Sculptural Stories: Delightfully Disturbing Miniature Worlds
Thomas Doyle has been fascinated with miniature worlds since a young age, enthralled by museum displays, glass cases and clearly influenced by the loaded symbolism of the classic snow globe. Each scene, frozen in time, captures a highly charged moment – the power of which is enhanced by the god-like perspective given to us as much larger observers looking in.
Three series make up the sets of images seen here, roughly in order and intermixed with the text. In his own words, “The Distillation series deals primarily with childhood and the domestic setting the moments in a persons past that define who they are today.

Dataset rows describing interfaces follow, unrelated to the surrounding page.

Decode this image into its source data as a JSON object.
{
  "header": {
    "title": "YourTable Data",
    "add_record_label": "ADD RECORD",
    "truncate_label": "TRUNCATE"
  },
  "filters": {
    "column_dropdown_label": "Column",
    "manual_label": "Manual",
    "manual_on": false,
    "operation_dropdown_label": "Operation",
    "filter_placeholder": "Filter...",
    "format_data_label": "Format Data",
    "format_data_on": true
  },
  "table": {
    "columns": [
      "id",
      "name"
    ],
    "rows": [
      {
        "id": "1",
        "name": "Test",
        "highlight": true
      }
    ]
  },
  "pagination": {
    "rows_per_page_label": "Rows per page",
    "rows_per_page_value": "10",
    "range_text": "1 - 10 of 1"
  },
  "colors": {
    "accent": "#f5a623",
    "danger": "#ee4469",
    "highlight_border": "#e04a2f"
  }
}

The Reclamations series deals with the idea of romantic love through separation and unity, while the Bearings series centers around a man in red who is always alone, trying to find his way. Though isolation, trepidation, and other themes are found across my body of work, I find a clear distinction between the three series.”
There is a way in which his artistically-rendered worlds are realistic, featuring humans and elements of everyday life, but abstract obstacles and surreal challenges face the tiny protagonists in his curiously twisted visual stories. The observer treads a strange line between omnipresent viewer and intimate voyeur – as one leans in for a closer look, the tiny expressions, gestures and physical relationships of the figures observed are somehow enhanced by their small scale.
The art of Thomas Doyle has been interpreted as bizarre, moving and chilling and compared to Edward Gorey – it is also perhaps comparable conceptually to the work of Tim Burton. In his tiny worlds, metaphysical barriers become real ones and, as in one of Burton’s most famous movies, there seems some risk of falling into the miniature situations depicted in his artwork.